The treatment of migraines and tension-type headaches with intravenous and oral niacin (nicotinic acid): systematic review of the literature
1 Department of Clinical Education, The Canadian College of Naturopathic Medicine, 1255 Sheppard Avenue East, Toronto, Ontario, M2K 1E2, Canada
2 Department of Research, The Canadian College of Naturopathic Medicine, 1255 Sheppard Avenue East, Toronto, Ontario, M2K 1E2, Canada
3 Institute of Medical Science, University of Toronto, Toronto, Canada
Nutrition Journal 2005, 4:3 doi:10.1186/1475-2891-4-3Published: 26 January 2005
Migraine and tension-type headaches impose a tremendous economic drain upon the healthcare system. Intravenous and oral niacin has been employed in the treatment of acute and chronic migraine and tension-type headaches, but its use has not become part of contemporary medicine, nor have there been randomized controlled trials further assessing this novel treatment. We aimed to systematically review the evidence of using intravenous and/or oral niacin as a treatment for migraine headaches, tension-type headaches, and for headaches of other etiologic types.
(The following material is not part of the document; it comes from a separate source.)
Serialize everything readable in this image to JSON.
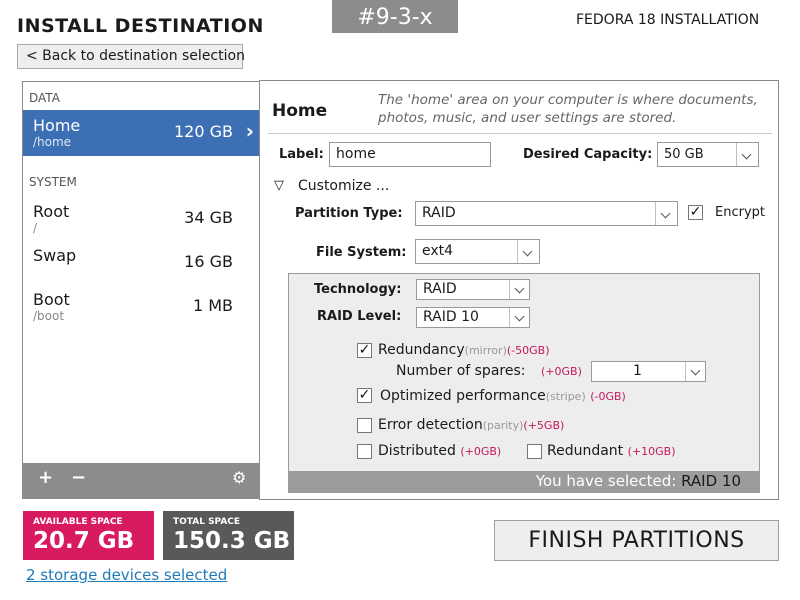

We searched English and non-English language articles in the following databases: MEDLINE (1966–February 2004), AMED (1995–February 2004) and Alt HealthWatch (1990–February 2004).
Nine articles were found to meet the inclusion criteria and were included in this systematic review. Hypothetical reasons for niacin's effectiveness include its vasodilatory properties, and its ability to improve mitochondrial energy metabolism. Important side effects of niacin include flushing, nausea and fainting.
Although niacin's mechanisms of action have not been substantiated from controlled clinical trials, this agent may have beneficial effects upon migraine and tension-type headaches. Adequately designed randomized trials are required to determine its clinical implications.